=== Your task ===
Among the records below, find each line bearing the word "title" and copy it.

=== Data for the task ===
==================================================

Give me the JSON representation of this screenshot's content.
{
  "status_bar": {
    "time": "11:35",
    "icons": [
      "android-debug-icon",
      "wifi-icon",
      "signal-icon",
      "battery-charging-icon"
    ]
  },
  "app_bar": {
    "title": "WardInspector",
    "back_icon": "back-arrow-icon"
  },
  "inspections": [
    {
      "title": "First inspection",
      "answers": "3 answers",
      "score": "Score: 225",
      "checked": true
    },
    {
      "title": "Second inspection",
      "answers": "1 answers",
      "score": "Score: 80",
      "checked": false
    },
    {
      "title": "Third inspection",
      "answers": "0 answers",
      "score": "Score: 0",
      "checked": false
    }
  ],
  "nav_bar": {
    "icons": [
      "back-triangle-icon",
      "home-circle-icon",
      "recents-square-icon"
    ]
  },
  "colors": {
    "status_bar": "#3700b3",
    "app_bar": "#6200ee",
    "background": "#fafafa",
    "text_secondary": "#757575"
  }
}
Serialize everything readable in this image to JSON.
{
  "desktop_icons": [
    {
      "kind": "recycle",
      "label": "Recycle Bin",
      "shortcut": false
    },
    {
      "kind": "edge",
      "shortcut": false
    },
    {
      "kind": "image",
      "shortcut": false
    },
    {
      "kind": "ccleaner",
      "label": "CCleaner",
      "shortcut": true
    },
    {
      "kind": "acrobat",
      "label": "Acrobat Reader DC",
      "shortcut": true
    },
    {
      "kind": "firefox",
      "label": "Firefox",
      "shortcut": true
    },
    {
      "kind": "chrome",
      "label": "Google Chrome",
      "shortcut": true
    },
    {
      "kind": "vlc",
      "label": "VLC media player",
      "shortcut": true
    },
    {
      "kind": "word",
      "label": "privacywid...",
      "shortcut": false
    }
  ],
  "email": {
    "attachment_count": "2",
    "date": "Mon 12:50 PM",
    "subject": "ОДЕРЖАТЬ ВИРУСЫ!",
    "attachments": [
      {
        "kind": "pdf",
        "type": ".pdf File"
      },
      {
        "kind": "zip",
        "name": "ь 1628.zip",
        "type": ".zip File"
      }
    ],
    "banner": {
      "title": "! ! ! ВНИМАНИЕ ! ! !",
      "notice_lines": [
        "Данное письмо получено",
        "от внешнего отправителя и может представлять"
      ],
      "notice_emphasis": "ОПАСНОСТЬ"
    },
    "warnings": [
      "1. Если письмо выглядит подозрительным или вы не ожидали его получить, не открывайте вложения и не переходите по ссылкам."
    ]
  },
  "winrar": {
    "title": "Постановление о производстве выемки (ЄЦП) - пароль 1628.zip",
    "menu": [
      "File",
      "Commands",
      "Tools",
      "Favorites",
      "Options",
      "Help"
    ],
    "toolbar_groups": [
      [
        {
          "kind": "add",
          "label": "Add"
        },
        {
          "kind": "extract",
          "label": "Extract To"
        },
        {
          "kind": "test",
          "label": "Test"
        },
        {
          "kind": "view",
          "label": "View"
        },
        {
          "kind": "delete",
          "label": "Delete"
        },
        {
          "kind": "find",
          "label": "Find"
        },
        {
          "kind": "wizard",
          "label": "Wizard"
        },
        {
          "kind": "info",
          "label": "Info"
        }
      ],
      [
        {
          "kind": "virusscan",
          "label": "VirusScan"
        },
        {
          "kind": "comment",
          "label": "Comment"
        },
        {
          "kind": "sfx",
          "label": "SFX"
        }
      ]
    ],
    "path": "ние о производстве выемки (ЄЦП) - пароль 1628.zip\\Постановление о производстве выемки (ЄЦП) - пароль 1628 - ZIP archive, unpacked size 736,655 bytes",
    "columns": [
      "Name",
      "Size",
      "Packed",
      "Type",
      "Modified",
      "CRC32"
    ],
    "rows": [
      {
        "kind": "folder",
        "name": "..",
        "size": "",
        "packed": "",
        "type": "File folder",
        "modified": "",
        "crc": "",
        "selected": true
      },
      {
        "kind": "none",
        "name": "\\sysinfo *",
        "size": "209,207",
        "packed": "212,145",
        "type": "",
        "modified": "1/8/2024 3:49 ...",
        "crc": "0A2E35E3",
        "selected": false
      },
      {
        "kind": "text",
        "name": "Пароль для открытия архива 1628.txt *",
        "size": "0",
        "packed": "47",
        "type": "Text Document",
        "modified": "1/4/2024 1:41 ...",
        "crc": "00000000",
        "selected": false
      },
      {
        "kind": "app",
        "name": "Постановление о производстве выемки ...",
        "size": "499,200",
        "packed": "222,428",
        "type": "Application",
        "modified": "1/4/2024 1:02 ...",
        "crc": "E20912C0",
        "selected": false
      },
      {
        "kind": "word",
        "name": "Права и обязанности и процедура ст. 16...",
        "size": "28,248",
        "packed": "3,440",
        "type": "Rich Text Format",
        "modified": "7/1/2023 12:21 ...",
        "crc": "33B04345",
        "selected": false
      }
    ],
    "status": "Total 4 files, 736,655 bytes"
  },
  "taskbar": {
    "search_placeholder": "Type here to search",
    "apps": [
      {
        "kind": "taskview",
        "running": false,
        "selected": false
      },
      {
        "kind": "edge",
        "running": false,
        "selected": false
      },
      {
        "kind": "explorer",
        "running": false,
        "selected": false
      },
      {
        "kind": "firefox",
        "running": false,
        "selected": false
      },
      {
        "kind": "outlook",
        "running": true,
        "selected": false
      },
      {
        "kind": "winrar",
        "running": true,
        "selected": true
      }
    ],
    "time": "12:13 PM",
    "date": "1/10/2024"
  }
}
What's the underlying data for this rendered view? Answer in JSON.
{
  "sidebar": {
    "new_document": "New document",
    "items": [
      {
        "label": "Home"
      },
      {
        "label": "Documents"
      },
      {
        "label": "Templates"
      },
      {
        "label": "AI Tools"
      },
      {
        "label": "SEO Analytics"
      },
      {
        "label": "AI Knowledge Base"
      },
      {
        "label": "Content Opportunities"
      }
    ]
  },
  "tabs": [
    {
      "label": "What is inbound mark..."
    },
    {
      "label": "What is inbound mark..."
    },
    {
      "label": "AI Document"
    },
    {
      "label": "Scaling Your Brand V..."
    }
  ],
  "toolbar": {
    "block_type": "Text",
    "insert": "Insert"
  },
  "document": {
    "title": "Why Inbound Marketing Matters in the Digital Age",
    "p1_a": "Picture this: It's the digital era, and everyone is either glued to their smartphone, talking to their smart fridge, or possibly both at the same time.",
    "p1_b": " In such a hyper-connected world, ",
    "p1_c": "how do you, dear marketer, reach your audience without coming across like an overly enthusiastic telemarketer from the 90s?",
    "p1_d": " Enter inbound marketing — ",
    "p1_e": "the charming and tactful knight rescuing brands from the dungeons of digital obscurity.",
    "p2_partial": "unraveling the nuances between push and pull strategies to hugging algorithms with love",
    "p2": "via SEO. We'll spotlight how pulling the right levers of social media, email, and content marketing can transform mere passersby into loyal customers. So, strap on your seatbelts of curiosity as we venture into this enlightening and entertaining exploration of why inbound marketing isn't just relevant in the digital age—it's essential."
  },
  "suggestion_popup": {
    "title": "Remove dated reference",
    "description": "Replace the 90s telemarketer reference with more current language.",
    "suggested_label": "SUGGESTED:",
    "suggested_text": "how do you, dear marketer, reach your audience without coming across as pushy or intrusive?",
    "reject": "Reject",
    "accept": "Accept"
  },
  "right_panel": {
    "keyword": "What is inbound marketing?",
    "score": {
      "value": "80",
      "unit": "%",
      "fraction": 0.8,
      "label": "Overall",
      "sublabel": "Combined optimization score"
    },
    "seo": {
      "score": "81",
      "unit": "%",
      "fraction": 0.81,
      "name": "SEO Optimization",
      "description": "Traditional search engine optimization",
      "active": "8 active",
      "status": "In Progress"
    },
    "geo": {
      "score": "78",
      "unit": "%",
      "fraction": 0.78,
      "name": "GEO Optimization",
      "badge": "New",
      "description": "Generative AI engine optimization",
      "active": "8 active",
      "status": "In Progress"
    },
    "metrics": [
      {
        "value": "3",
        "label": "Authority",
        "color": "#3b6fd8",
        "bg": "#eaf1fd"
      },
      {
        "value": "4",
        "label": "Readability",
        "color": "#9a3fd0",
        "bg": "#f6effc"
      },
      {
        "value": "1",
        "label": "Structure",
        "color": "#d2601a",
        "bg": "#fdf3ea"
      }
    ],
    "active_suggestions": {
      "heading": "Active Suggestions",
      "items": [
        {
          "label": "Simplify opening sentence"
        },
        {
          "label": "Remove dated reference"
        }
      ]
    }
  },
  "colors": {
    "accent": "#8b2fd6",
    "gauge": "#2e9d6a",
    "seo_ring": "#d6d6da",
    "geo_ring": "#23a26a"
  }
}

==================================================

=== Response for this exercise ===
    "title": "WardInspector",
      "title": "First inspection",
      "title": "Second inspection",
      "title": "Third inspection",
      "title": "! ! ! ВНИМАНИЕ ! ! !",
    "title": "Постановление о производстве выемки (ЄЦП) - пароль 1628.zip",
    "title": "Why Inbound Marketing Matters in the Digital Age",
    "title": "Remove dated reference",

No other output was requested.